Does Foreclosure mean automatic recapture of LIHTCs?
Recapture of the low income tax credits results when, at the close of any taxable year in the compliance period, the amount of the qualified basis of any building with respect to the taxpayer is less than the amount of such basis as of the close of the preceding taxable year. As a result, the taxpayer’s tax for the taxable year will be increased by the credit recapture. A foreclosure, or instrument in lieu of foreclosure, would result in the taxpayer having a reduction in the basis of the building at the close of the taxable year. Furthermore, the legislative history of Section 42 provided that, in general, any change in the ownership of a low-income housing building during the compliance period is a recapture event and that all disposition of ownership interest in buildings are treated as transfers for purposes of recapture.
There has been new guidance generated by the IRS in the form of Chief Counsel Advice 201146016 regarding a foreclosure or deed in lieu of foreclosure which automatically results in the recapture of the low-income housing credits under Section 42(j)(1) and the corresponding termination of the extended use agreement under Section 46(h)(6)(E)(i)(I).
Under Section 42(h)(E)(i)(II), the extended use agreement shall terminate on the date that a building is acquired by foreclosure or instrument in lieu of foreclosure unless the Secretary determines that such acquisition is part of an agreement with the taxpayer whose purpose is to terminate such period.
Section 42(j) (6) (A) contradicts the legislative history in regards to the general rule. The code section provides that the increase in tax shall not apply solely by reason of the disposition of a building, or interest therein, if it is reasonably expected that such building will continue to be operated as a qualified low-income housing building for the remainder of the compliance period. A disposition in and of itself assuming that it is reasonably expected that the building will continue to be operated as a qualified low-income building for the remainder of the compliance period will not, as a matter of law, result in recapture of the low-income housing credits.
It is important to note that the Chief Counsel Advice does not say that there will not be a recapture event if there is a foreclosure or a deed in lieu of foreclosure, only that evidence must exist that the requirements under Section 42(j) (6) (A) have been met in order to defend the position that a recapture event has not occurred.
The Chief Counsel Advice also distinguishes between the termination of a low-income building’s extended use agreement and the disposition of a building. The conclusion generated from the Memorandum states that these two items are separate and independent concepts. Termination of an extended use period is not a disposition of a building whereas the disposal of a building by foreclosure or deed in lieu of foreclosure results in a disposition.
The disposition of a building, either through foreclosure or other methods, may result in an imputed decrease of the building’s qualified basis or recapture under Section 42(j). The termination of the extended use agreement does not necessarily result in a decrease in the building’s qualified basis upon which recapture can be predicted.

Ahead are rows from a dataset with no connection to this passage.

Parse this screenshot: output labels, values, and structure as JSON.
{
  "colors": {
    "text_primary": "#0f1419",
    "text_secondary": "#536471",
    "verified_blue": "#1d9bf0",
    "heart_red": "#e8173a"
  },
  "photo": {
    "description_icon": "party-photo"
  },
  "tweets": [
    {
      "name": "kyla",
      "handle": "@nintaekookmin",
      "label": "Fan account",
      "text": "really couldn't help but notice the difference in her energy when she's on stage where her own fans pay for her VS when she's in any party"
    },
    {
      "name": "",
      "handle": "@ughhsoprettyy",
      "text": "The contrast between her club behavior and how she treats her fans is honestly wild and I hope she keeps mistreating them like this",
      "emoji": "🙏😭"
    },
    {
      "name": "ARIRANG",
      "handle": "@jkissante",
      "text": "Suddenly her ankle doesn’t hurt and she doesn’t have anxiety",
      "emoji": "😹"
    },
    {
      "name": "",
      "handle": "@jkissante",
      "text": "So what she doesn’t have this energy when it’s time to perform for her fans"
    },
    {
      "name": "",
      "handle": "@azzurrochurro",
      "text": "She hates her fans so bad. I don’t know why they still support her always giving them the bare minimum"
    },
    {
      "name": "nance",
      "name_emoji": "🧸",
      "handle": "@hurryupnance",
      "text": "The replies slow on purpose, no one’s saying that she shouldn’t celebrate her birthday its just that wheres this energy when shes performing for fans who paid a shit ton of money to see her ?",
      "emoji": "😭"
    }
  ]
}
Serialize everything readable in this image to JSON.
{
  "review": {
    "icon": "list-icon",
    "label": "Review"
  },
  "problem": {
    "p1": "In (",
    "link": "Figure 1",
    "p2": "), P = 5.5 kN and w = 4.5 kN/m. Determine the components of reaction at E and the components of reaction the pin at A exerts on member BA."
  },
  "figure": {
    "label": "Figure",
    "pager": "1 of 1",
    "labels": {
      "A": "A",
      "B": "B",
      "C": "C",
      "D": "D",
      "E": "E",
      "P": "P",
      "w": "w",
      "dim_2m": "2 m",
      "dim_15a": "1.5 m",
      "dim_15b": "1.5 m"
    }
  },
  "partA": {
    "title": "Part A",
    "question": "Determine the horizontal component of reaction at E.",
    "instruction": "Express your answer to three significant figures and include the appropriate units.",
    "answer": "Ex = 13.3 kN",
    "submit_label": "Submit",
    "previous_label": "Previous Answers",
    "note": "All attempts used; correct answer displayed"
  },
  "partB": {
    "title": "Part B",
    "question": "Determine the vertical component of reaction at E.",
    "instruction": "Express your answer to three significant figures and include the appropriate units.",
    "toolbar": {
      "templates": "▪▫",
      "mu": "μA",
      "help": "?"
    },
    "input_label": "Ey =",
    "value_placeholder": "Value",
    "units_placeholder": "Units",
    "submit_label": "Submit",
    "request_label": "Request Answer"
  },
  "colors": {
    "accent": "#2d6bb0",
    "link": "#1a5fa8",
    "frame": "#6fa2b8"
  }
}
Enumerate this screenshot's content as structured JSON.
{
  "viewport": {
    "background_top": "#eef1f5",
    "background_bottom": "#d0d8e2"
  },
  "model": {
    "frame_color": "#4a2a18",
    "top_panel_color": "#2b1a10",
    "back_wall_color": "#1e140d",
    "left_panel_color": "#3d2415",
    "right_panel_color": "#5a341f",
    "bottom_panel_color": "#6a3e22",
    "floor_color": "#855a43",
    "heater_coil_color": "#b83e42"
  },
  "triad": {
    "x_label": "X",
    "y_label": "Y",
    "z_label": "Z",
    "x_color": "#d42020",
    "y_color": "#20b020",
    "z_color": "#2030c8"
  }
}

Even though the termination of the low-income building’s extended use agreement does not result in the recapture of low-income housing credits, it may prevent the new owner from taking additional credits. Section 42(h)(6)(A) generally provides that no credit shall be allowed for any building for the taxable year unless an extended low-income housing commitment is in effect as of the end of such taxable year. The Memorandum does not explicitly state, but does imply, that the termination of the extended use agreement would prevent additional credits from being taken with respect to the building after the termination of the agreement.
The Memorandum also clearly states that any reduction in the qualified basis of the project after the foreclosure event would result in a recapture of the low-income housing credits.
With additional care and due diligence, the disposition of a building through a foreclosure or deed in lieu of foreclosure and resulting termination of the extended use agreement may be structured to prevent the additional tax consequences of the recapture of the low-income housing credits.
Written by: Nancy Morton